Before filing for divorce, review the California spousal support laws.
Calculating spousal support
If your marriage ended before the 10-year mark, you can generally receive spousal support for up to five years if you qualify. Longer marriages can result in longer spousal support orders. To determine a fair alimony arrangement, the judge reviewing your case will consider:
- How much you and your spouse each earn and how much you each expect to earn in the future
- The standard of living you shared as a married couple
- Your age and health along with that of your spouse
- Any history of domestic violence or abuse by either spouse
- How you and your spouse contributed to the marriage, including both financially and by caring for the home and children
- The level of education you have each attained
You can also review the San Francisco County temporary support guidelines. These payments persist only from the separation date until the court issues the final divorce decree, which may include provisions for more permanent support.
Requesting spousal support
You can ask the court for both temporary and permanent spousal support using California Form FL-300, the petition for divorce. The court will provide a hearing date and you must give your spouse at least 16 days official legal notice and prove to the court that you did so.

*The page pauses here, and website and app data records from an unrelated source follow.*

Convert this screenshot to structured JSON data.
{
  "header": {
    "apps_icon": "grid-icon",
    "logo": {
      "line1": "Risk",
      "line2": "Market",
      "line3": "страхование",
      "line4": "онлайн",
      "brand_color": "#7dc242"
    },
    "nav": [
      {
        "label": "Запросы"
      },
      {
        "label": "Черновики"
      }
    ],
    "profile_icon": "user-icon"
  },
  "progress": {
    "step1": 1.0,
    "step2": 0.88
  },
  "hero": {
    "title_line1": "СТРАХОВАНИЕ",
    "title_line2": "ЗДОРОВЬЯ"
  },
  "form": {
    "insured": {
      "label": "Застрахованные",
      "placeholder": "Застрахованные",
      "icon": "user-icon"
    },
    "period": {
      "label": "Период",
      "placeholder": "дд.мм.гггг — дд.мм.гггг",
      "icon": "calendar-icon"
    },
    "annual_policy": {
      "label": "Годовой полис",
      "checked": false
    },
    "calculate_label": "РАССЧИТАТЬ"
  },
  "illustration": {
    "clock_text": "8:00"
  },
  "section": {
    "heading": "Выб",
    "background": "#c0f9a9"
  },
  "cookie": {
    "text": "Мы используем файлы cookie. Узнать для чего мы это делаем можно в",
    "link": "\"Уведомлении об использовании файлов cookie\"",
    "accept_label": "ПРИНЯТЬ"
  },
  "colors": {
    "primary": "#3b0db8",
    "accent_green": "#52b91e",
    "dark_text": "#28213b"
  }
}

At the hearing, both you and your spouse must give full financial disclosure. The judge will use these details to decide on a fair alimony arrangement.